*** Opening of Records supplied ***

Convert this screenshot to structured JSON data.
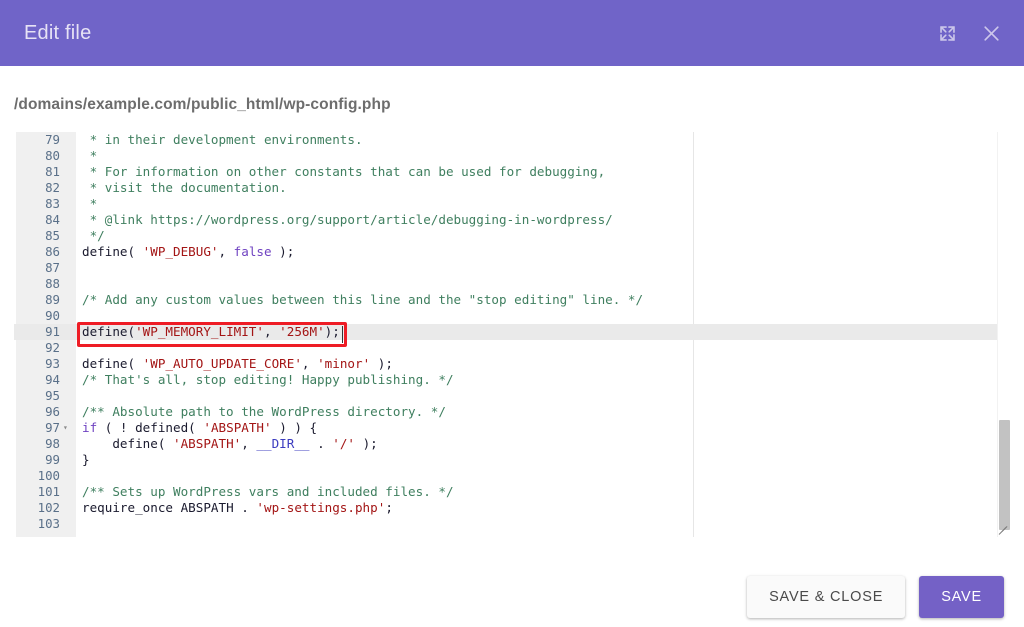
{
  "header": {
    "title": "Edit file",
    "expand_icon": "expand-icon",
    "close_icon": "close-icon"
  },
  "file": {
    "path": "/domains/example.com/public_html/wp-config.php"
  },
  "editor": {
    "active_line": 91,
    "fold_line": 97,
    "ruler_column": 80,
    "lines": [
      {
        "n": "79",
        "fold": "",
        "tokens": [
          {
            "t": " * in their development environments.",
            "c": "c"
          }
        ]
      },
      {
        "n": "80",
        "fold": "",
        "tokens": [
          {
            "t": " *",
            "c": "c"
          }
        ]
      },
      {
        "n": "81",
        "fold": "",
        "tokens": [
          {
            "t": " * For information on other constants that can be used for debugging,",
            "c": "c"
          }
        ]
      },
      {
        "n": "82",
        "fold": "",
        "tokens": [
          {
            "t": " * visit the documentation.",
            "c": "c"
          }
        ]
      },
      {
        "n": "83",
        "fold": "",
        "tokens": [
          {
            "t": " *",
            "c": "c"
          }
        ]
      },
      {
        "n": "84",
        "fold": "",
        "tokens": [
          {
            "t": " * @link https://wordpress.org/support/article/debugging-in-wordpress/",
            "c": "c"
          }
        ]
      },
      {
        "n": "85",
        "fold": "",
        "tokens": [
          {
            "t": " */",
            "c": "c"
          }
        ]
      },
      {
        "n": "86",
        "fold": "",
        "tokens": [
          {
            "t": "define(",
            "c": "f"
          },
          {
            "t": " ",
            "c": "p"
          },
          {
            "t": "'WP_DEBUG'",
            "c": "s"
          },
          {
            "t": ", ",
            "c": "p"
          },
          {
            "t": "false",
            "c": "k"
          },
          {
            "t": " );",
            "c": "p"
          }
        ]
      },
      {
        "n": "87",
        "fold": "",
        "tokens": [
          {
            "t": "",
            "c": "p"
          }
        ]
      },
      {
        "n": "88",
        "fold": "",
        "tokens": [
          {
            "t": "",
            "c": "p"
          }
        ]
      },
      {
        "n": "89",
        "fold": "",
        "tokens": [
          {
            "t": "/* Add any custom values between this line and the \"stop editing\" line. */",
            "c": "c"
          }
        ]
      },
      {
        "n": "90",
        "fold": "",
        "tokens": [
          {
            "t": "",
            "c": "p"
          }
        ]
      },
      {
        "n": "91",
        "fold": "",
        "tokens": [
          {
            "t": "define(",
            "c": "f"
          },
          {
            "t": "'WP_MEMORY_LIMIT'",
            "c": "s"
          },
          {
            "t": ", ",
            "c": "p"
          },
          {
            "t": "'256M'",
            "c": "s"
          },
          {
            "t": ");",
            "c": "p"
          }
        ]
      },
      {
        "n": "92",
        "fold": "",
        "tokens": [
          {
            "t": "",
            "c": "p"
          }
        ]
      },
      {
        "n": "93",
        "fold": "",
        "tokens": [
          {
            "t": "define(",
            "c": "f"
          },
          {
            "t": " ",
            "c": "p"
          },
          {
            "t": "'WP_AUTO_UPDATE_CORE'",
            "c": "s"
          },
          {
            "t": ", ",
            "c": "p"
          },
          {
            "t": "'minor'",
            "c": "s"
          },
          {
            "t": " );",
            "c": "p"
          }
        ]
      },
      {
        "n": "94",
        "fold": "",
        "tokens": [
          {
            "t": "/* That's all, stop editing! Happy publishing. */",
            "c": "c"
          }
        ]
      },
      {
        "n": "95",
        "fold": "",
        "tokens": [
          {
            "t": "",
            "c": "p"
          }
        ]
      },
      {
        "n": "96",
        "fold": "",
        "tokens": [
          {
            "t": "/** Absolute path to the WordPress directory. */",
            "c": "c"
          }
        ]
      },
      {
        "n": "97",
        "fold": "▾",
        "tokens": [
          {
            "t": "if",
            "c": "k"
          },
          {
            "t": " ( ! ",
            "c": "p"
          },
          {
            "t": "defined(",
            "c": "f"
          },
          {
            "t": " ",
            "c": "p"
          },
          {
            "t": "'ABSPATH'",
            "c": "s"
          },
          {
            "t": " ) ) {",
            "c": "p"
          }
        ]
      },
      {
        "n": "98",
        "fold": "",
        "tokens": [
          {
            "t": "    define(",
            "c": "f"
          },
          {
            "t": " ",
            "c": "p"
          },
          {
            "t": "'ABSPATH'",
            "c": "s"
          },
          {
            "t": ", ",
            "c": "p"
          },
          {
            "t": "__DIR__",
            "c": "m"
          },
          {
            "t": " . ",
            "c": "p"
          },
          {
            "t": "'/'",
            "c": "s"
          },
          {
            "t": " );",
            "c": "p"
          }
        ]
      },
      {
        "n": "99",
        "fold": "",
        "tokens": [
          {
            "t": "}",
            "c": "p"
          }
        ]
      },
      {
        "n": "100",
        "fold": "",
        "tokens": [
          {
            "t": "",
            "c": "p"
          }
        ]
      },
      {
        "n": "101",
        "fold": "",
        "tokens": [
          {
            "t": "/** Sets up WordPress vars and included files. */",
            "c": "c"
          }
        ]
      },
      {
        "n": "102",
        "fold": "",
        "tokens": [
          {
            "t": "require_once",
            "c": "f"
          },
          {
            "t": " ABSPATH . ",
            "c": "p"
          },
          {
            "t": "'wp-settings.php'",
            "c": "s"
          },
          {
            "t": ";",
            "c": "p"
          }
        ]
      },
      {
        "n": "103",
        "fold": "",
        "tokens": [
          {
            "t": "",
            "c": "p"
          }
        ]
      }
    ]
  },
  "footer": {
    "save_close_label": "SAVE & CLOSE",
    "save_label": "SAVE"
  },
  "colors": {
    "header_purple": "#7064c8",
    "primary_button": "#7461c6",
    "annotation_red": "#ee1c25",
    "comment": "#3f7f5f",
    "string": "#a31515",
    "keyword": "#6f42c1"
  }
}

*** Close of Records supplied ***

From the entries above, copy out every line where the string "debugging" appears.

            "t": " * For information on other constants that can be used for debugging,",
            "t": " * @link https://wordpress.org/support/article/debugging-in-wordpress/",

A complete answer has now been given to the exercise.